Interview: Mousa Al Jamaani

How are the challenges associated with large-scale desalination projects being tackled in Jordan?

MOUSA AL JAMAANI: There are several desalination ventures with considerable potential. However, they exceed current financial and energy resource capacities. The kingdom is working to attract sufficient foreign investment and private sector participation to support acquiring desalination technology. Despite these challenges, the Red Sea-Dead Sea Water Conveyance Project, a large-scale desalination project, is being developed to meet growing demand and to provide water for Israel and the Palestinian Authority. The first phase, to be completed by 2020, should produce 250m cu metres per year (cm/yr) of desalinated water out of 556m cm/yr Red Sea raw water. The resulting 306m cm/yr brine generated during this process will be used to help stop the deterioration of the Dead Sea and restore its water level. About 2bn cm/yr of raw water will be pumped from the Red Sea at the project’s final phase.

What plans are in place to make the water sector more attractive to foreign investors?

AL JAMAANI: A key component is improving performance and efficiency. In addition to investment programmes, we plan to establish public companies to manage water and wastewater services.
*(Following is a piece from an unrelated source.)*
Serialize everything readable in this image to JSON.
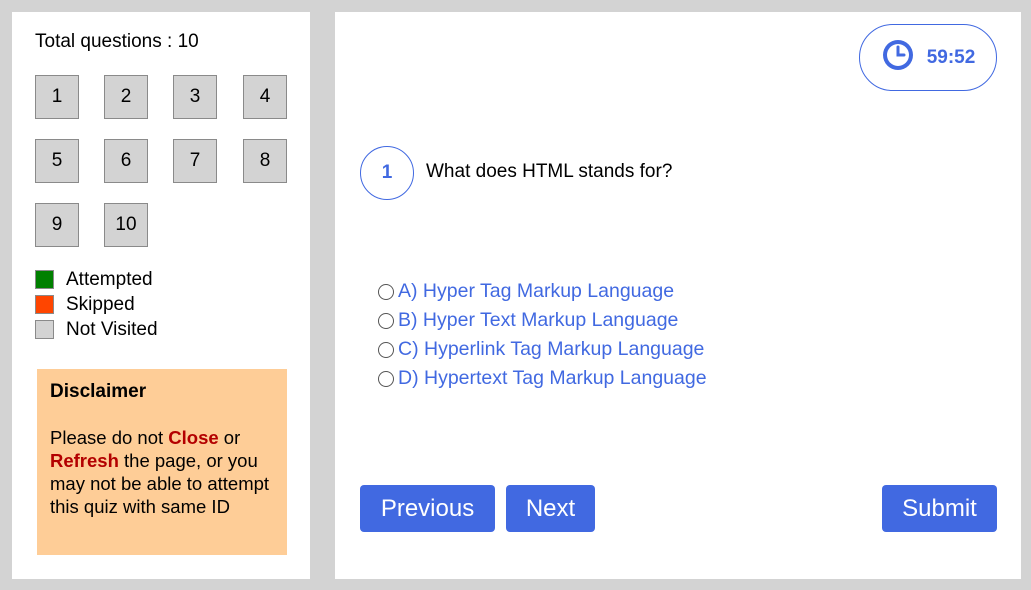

Three such companies already exist: Aqaba Water, Amman’s water company Miyahuna and the North Governorates’ Yarmouk. Partnerships have been forged with the private sector, with certain business units outsourced to independent firms. The Water Authority of Jordan now operates by way of decentralised and commercially-run local water entities in six out of 12 governorates.
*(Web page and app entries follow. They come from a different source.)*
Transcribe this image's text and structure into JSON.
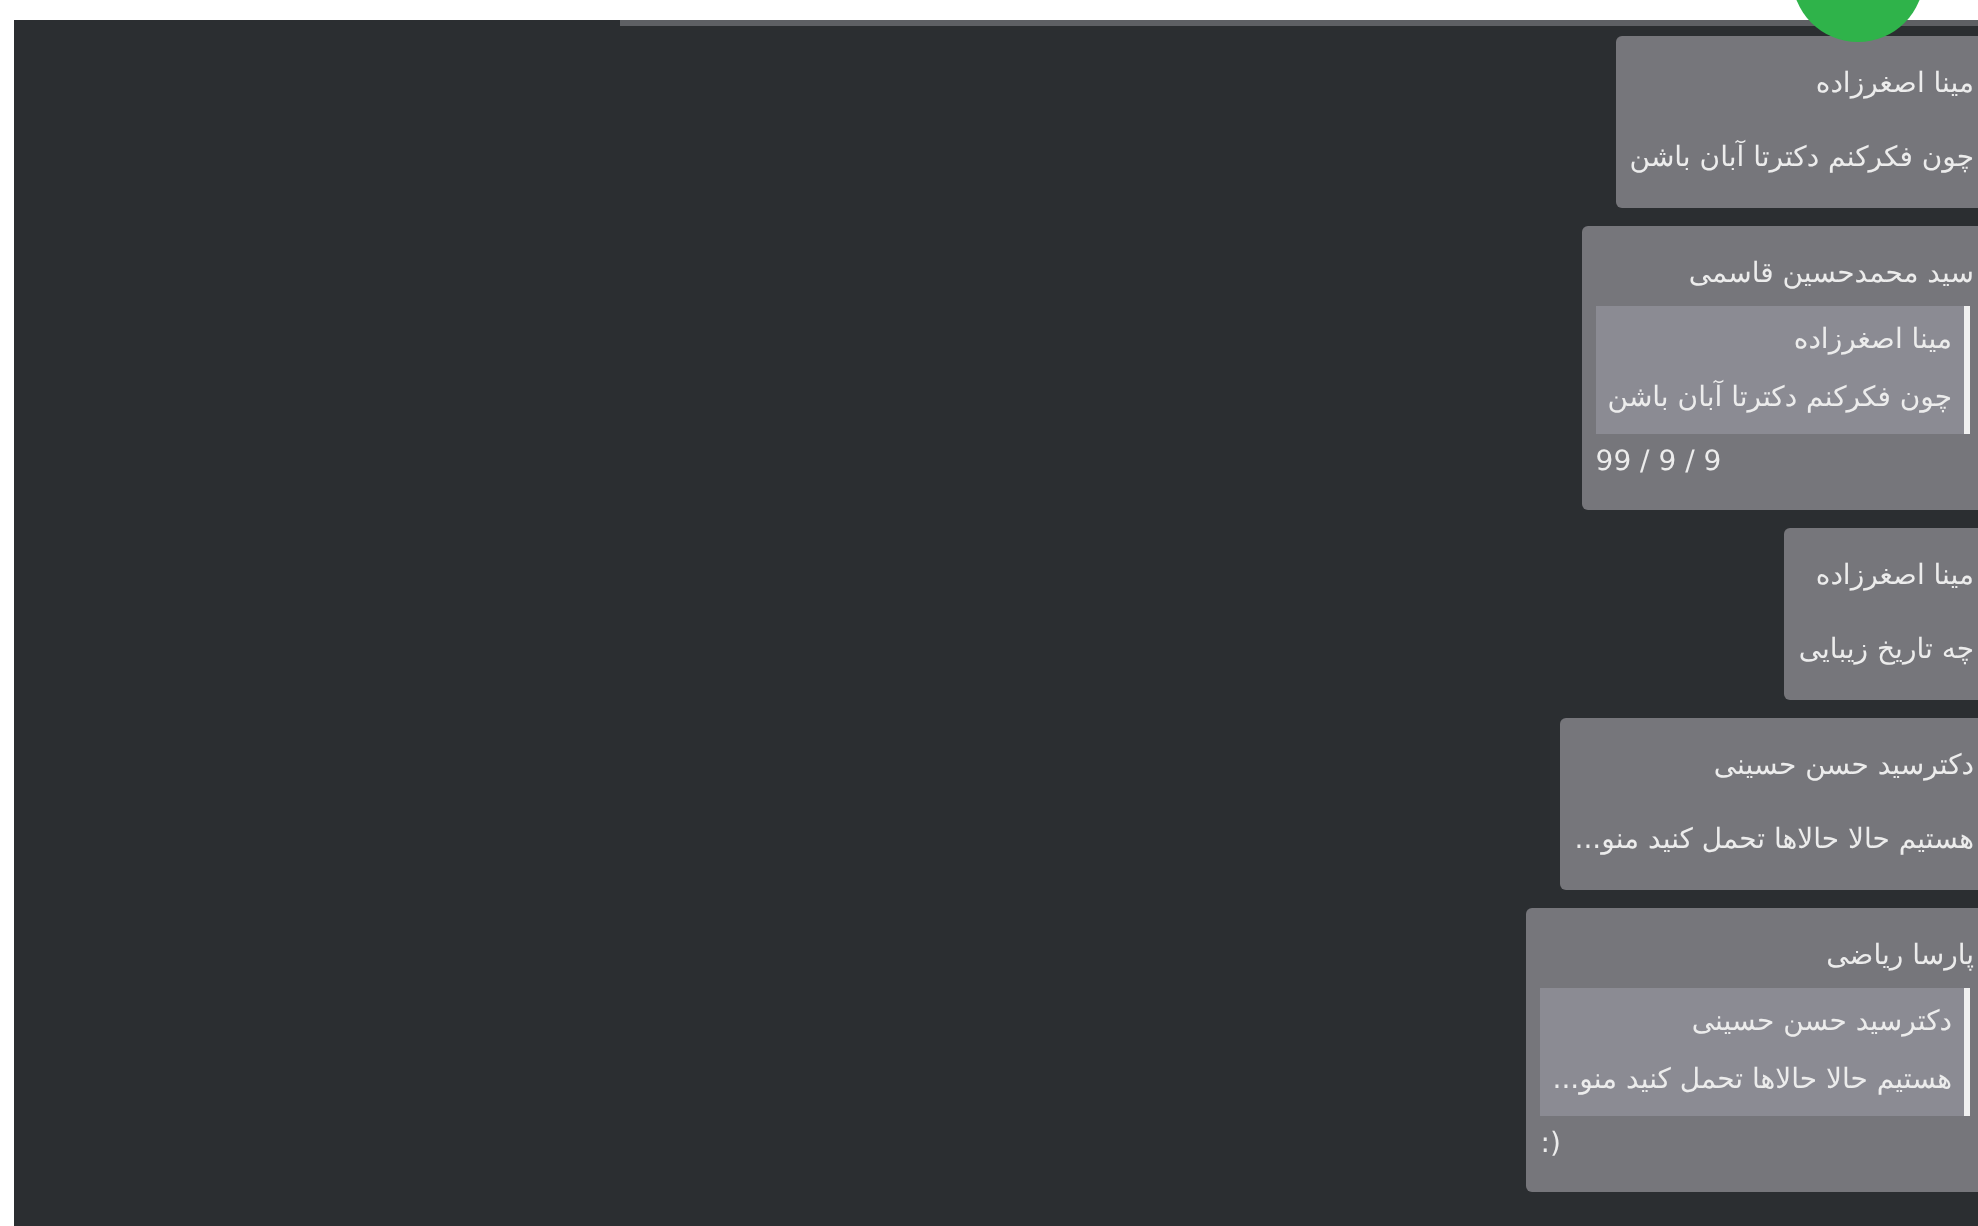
{
  "messages": [
    {
      "sender": "مینا اصغرزاده",
      "text": "چون فکرکنم دکترتا آبان باشن"
    },
    {
      "sender": "سید محمدحسین قاسمی",
      "reply": {
        "sender": "مینا اصغرزاده",
        "text": "چون فکرکنم دکترتا آبان باشن"
      },
      "text": "99 / 9 / 9"
    },
    {
      "sender": "مینا اصغرزاده",
      "text": "چه تاریخ زیبایی"
    },
    {
      "sender": "دکترسید حسن حسینی",
      "text": "هستیم حالا حالاها تحمل کنید منو..."
    },
    {
      "sender": "پارسا ریاضی",
      "reply": {
        "sender": "دکترسید حسن حسینی",
        "text": "هستیم حالا حالاها تحمل کنید منو..."
      },
      "text": ":)"
    }
  ]
}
How is the government reforming water subsidies to reduce deficit spending and encourage more responsible consumption?

AL JAMAANI: While the government knows certain financial incentives can help to promote responsible consumption of water resources, it also recognises its responsibility to provide the Jordanian people with equal and affordable access to water. We are working on revising the water tariff policy to increase prices for high consumers of water, while considering affordability for those in low consumption categories, such as the poor. Cross-subsidies have also been implemented between different water consuming sectors, resulting in higher water costs for industry and tourism.

What is being done to protect water reserves from point source and non-point source pollutants?
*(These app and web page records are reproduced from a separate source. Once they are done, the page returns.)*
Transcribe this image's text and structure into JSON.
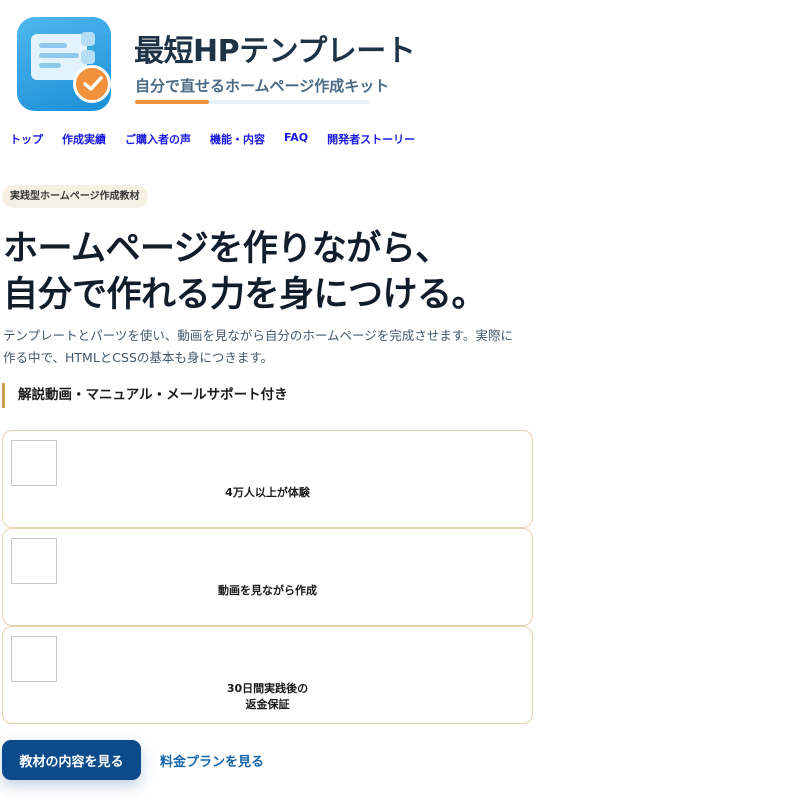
{
  "brand": {
    "title": "最短HPテンプレート",
    "subtitle": "自分で直せるホームページ作成キット",
    "accent_color": "#f1913a",
    "icon": "template-check-logo-icon"
  },
  "nav": {
    "items": [
      {
        "label": "トップ"
      },
      {
        "label": "作成実績"
      },
      {
        "label": "ご購入者の声"
      },
      {
        "label": "機能・内容"
      },
      {
        "label": "FAQ"
      },
      {
        "label": "開発者ストーリー"
      }
    ]
  },
  "hero": {
    "tag": "実践型ホームページ作成教材",
    "headline_line1": "ホームページを作りながら、",
    "headline_line2": "自分で作れる力を身につける。",
    "lead": "テンプレートとパーツを使い、動画を見ながら自分のホームページを完成させます。実際に作る中で、HTMLとCSSの基本も身につきます。",
    "support": "解説動画・マニュアル・メールサポート付き"
  },
  "features": [
    {
      "line1": "4万人以上が体験",
      "line2": ""
    },
    {
      "line1": "動画を見ながら作成",
      "line2": ""
    },
    {
      "line1": "30日間実践後の",
      "line2": "返金保証"
    }
  ],
  "cta": {
    "primary_label": "教材の内容を見る",
    "secondary_label": "料金プランを見る",
    "primary_color": "#0b4a8b"
  }
}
AL JAMAANI: The Ministry of Water and Irrigation is actively working with governmental and non-governmental environmental protection agencies in an effort to establish water protection zones. Awareness campaigns and training sessions are provided at the community level, and water protection principles are now included in land use planning at the ministerial level. Water quality monitoring programmes are being implemented by concerned technical staff at the ministry and through contracts with the Royal Scientific Society to assure conformity of water quality with local and international standards. Analysis results showed a conformity of drinking water samples exceeding a ratio of 99% to World Health Organisation standards.

How can governments in the region ensure water scarcity does not lead to inter-state conflict?

AL JAMAANI: Though access to water has led to regional tension and conflicts in the past, recent efforts demonstrate water management can also provide opportunities for cooperation. Bilateral negotiations on water-sharing rights should foster cooperative policy making in common fields of interest. Jordan has agreements for trans-boundary water sharing with both Syria and Israel, and the kingdom has a memorandum of understanding with Saudi Arabia on a shared groundwater aquifer. The Red Sea-Dead Sea Water Conveyance Project is a good example of regional cooperation between Jordan, Israel and the Palestinian Authority.